Saved entries -
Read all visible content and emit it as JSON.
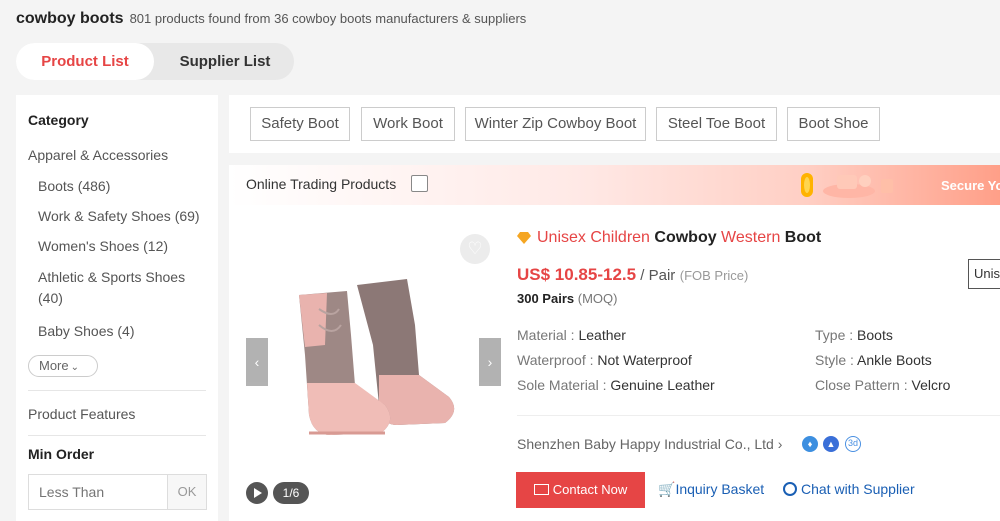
{
  "header": {
    "keyword": "cowboy boots",
    "result_count": "801 products found from 36  cowboy boots manufacturers & suppliers"
  },
  "tabs": {
    "product_list": "Product List",
    "supplier_list": "Supplier List"
  },
  "sidebar": {
    "category_title": "Category",
    "category_parent": "Apparel & Accessories",
    "items": [
      {
        "label": "Boots (486)"
      },
      {
        "label": "Work & Safety Shoes (69)"
      },
      {
        "label": "Women's Shoes (12)"
      },
      {
        "label": "Athletic & Sports Shoes (40)"
      },
      {
        "label": "Baby Shoes (4)"
      }
    ],
    "more_label": "More",
    "product_features_title": "Product Features",
    "min_order_title": "Min Order",
    "min_order_placeholder": "Less Than",
    "ok_label": "OK"
  },
  "filters": {
    "chips": [
      "Safety Boot",
      "Work Boot",
      "Winter Zip Cowboy Boot",
      "Steel Toe Boot",
      "Boot Shoe"
    ]
  },
  "trade_bar": {
    "label": "Online Trading Products",
    "secure_text": "Secure Yo"
  },
  "product": {
    "title_part1": "Unisex Children ",
    "title_part2": "Cowboy",
    "title_part3": " Western ",
    "title_part4": "Boot",
    "price": "US$ 10.85-12.5",
    "unit": " / Pair",
    "price_term": "(FOB Price)",
    "moq": "300 Pairs",
    "moq_label": "(MOQ)",
    "side_tag": "Unis",
    "image_page": "1/6",
    "attributes": [
      {
        "key": "Material : ",
        "value": "Leather"
      },
      {
        "key": "Type : ",
        "value": "Boots"
      },
      {
        "key": "Waterproof : ",
        "value": "Not Waterproof"
      },
      {
        "key": "Style : ",
        "value": "Ankle Boots"
      },
      {
        "key": "Sole Material : ",
        "value": "Genuine Leather"
      },
      {
        "key": "Close Pattern : ",
        "value": "Velcro"
      }
    ],
    "supplier": "Shenzhen Baby Happy Industrial Co., Ltd",
    "badge_text": "3d",
    "contact_label": "Contact Now",
    "inquiry_label": "Inquiry Basket",
    "chat_label": "Chat with Supplier"
  },
  "colors": {
    "brand_red": "#e64545",
    "link_blue": "#1a5fb4"
  }
}
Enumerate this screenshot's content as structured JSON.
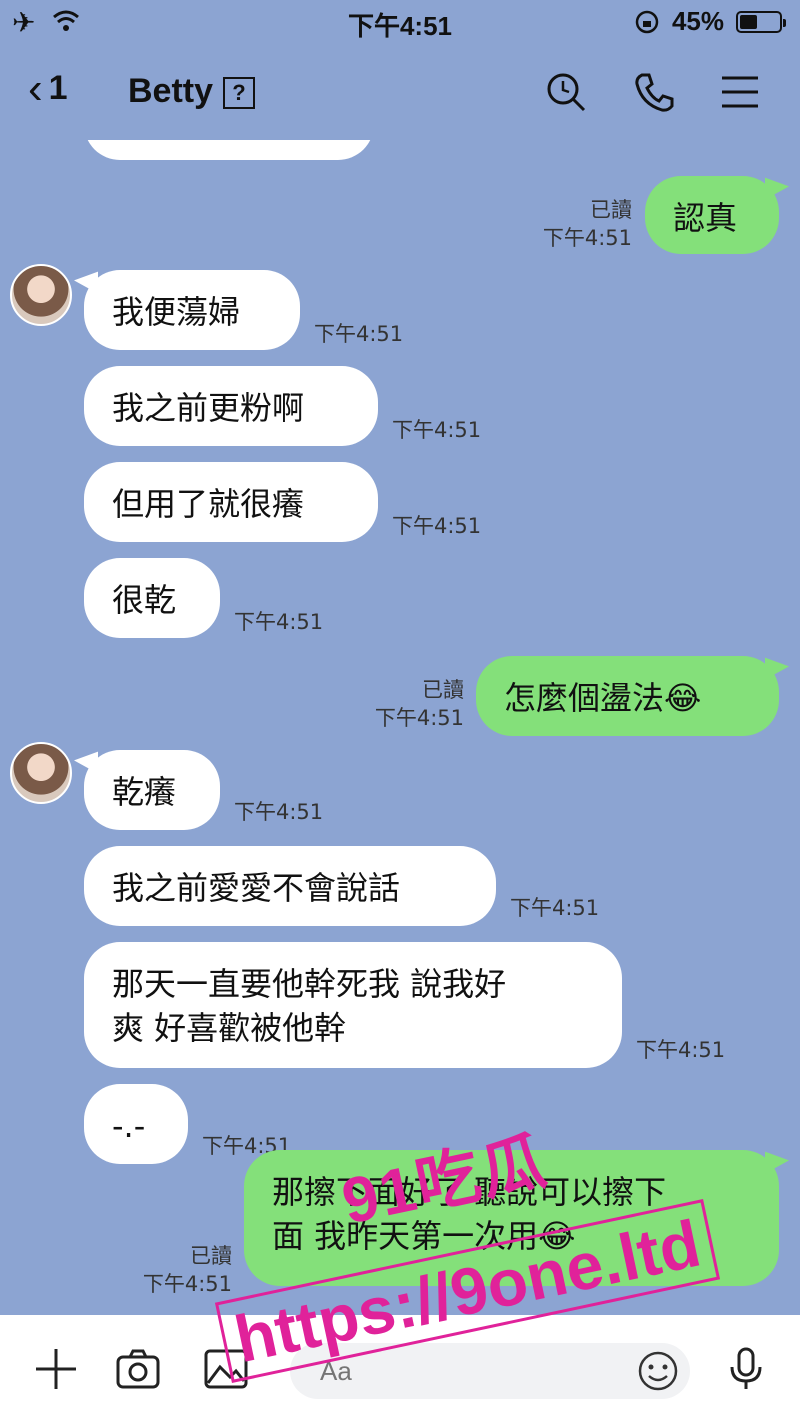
{
  "status_bar": {
    "time": "下午4:51",
    "battery": "45%",
    "battery_level": 0.45
  },
  "header": {
    "back_count": "1",
    "contact_name": "Betty",
    "unknown_badge": "?"
  },
  "messages": [
    {
      "side": "in",
      "text": "我便蕩婦",
      "time": "下午4:51"
    },
    {
      "side": "out",
      "text": "認真",
      "read": "已讀",
      "time": "下午4:51"
    },
    {
      "side": "in",
      "text": "我之前更粉啊",
      "time": "下午4:51"
    },
    {
      "side": "in",
      "text": "但用了就很癢",
      "time": "下午4:51"
    },
    {
      "side": "in",
      "text": "很乾",
      "time": "下午4:51"
    },
    {
      "side": "out",
      "text": "怎麼個盪法😂",
      "read": "已讀",
      "time": "下午4:51"
    },
    {
      "side": "in",
      "text": "乾癢",
      "time": "下午4:51"
    },
    {
      "side": "in",
      "text": "我之前愛愛不會說話",
      "time": "下午4:51"
    },
    {
      "side": "in",
      "text": "那天一直要他幹死我 說我好\n爽 好喜歡被他幹",
      "time": "下午4:51"
    },
    {
      "side": "in",
      "text": "-.-",
      "time": "下午4:51"
    },
    {
      "side": "out",
      "text": "那擦下面好了 聽說可以擦下\n面 我昨天第一次用😂",
      "read": "已讀",
      "time": "下午4:51"
    }
  ],
  "input": {
    "placeholder": "Aa"
  },
  "watermark": {
    "line1": "91吃瓜",
    "line2": "https://9one.ltd"
  },
  "colors": {
    "background": "#8ca4d2",
    "outgoing_bubble": "#84e07a",
    "incoming_bubble": "#ffffff",
    "watermark": "#e0229a"
  }
}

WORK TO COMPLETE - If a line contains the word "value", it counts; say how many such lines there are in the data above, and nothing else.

EXERCISE ANSWER - 6